[Opening MATERIAL SUPPLIED section]

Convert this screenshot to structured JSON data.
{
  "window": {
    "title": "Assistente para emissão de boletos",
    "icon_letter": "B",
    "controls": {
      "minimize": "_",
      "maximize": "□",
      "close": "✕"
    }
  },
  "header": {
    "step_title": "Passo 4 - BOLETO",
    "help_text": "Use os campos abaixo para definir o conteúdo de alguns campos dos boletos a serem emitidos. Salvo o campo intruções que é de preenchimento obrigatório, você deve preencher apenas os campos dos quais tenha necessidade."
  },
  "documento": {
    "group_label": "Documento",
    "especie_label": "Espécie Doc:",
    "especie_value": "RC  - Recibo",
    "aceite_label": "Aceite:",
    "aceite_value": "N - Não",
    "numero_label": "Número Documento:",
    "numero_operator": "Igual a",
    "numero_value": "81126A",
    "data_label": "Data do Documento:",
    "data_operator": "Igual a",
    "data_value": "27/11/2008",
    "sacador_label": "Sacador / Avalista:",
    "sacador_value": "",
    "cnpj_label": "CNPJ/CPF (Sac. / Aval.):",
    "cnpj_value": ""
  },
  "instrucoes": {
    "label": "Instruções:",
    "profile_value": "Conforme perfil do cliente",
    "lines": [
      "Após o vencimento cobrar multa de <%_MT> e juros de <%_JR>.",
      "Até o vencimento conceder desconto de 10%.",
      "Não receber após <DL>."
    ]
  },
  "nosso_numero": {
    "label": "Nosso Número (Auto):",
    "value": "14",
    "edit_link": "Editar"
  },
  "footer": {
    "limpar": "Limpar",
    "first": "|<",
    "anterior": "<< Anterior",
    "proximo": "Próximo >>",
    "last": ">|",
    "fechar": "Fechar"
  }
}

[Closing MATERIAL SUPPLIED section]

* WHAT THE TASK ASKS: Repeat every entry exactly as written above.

* PROBLEM SOLUTION:
Convert this screenshot to structured JSON data.
{
  "window": {
    "title": "Assistente para emissão de boletos",
    "icon_letter": "B",
    "controls": {
      "minimize": "_",
      "maximize": "□",
      "close": "✕"
    }
  },
  "header": {
    "step_title": "Passo 4 - BOLETO",
    "help_text": "Use os campos abaixo para definir o conteúdo de alguns campos dos boletos a serem emitidos. Salvo o campo intruções que é de preenchimento obrigatório, você deve preencher apenas os campos dos quais tenha necessidade."
  },
  "documento": {
    "group_label": "Documento",
    "especie_label": "Espécie Doc:",
    "especie_value": "RC  - Recibo",
    "aceite_label": "Aceite:",
    "aceite_value": "N - Não",
    "numero_label": "Número Documento:",
    "numero_operator": "Igual a",
    "numero_value": "81126A",
    "data_label": "Data do Documento:",
    "data_operator": "Igual a",
    "data_value": "27/11/2008",
    "sacador_label": "Sacador / Avalista:",
    "sacador_value": "",
    "cnpj_label": "CNPJ/CPF (Sac. / Aval.):",
    "cnpj_value": ""
  },
  "instrucoes": {
    "label": "Instruções:",
    "profile_value": "Conforme perfil do cliente",
    "lines": [
      "Após o vencimento cobrar multa de <%_MT> e juros de <%_JR>.",
      "Até o vencimento conceder desconto de 10%.",
      "Não receber após <DL>."
    ]
  },
  "nosso_numero": {
    "label": "Nosso Número (Auto):",
    "value": "14",
    "edit_link": "Editar"
  },
  "footer": {
    "limpar": "Limpar",
    "first": "|<",
    "anterior": "<< Anterior",
    "proximo": "Próximo >>",
    "last": ">|",
    "fechar": "Fechar"
  }
}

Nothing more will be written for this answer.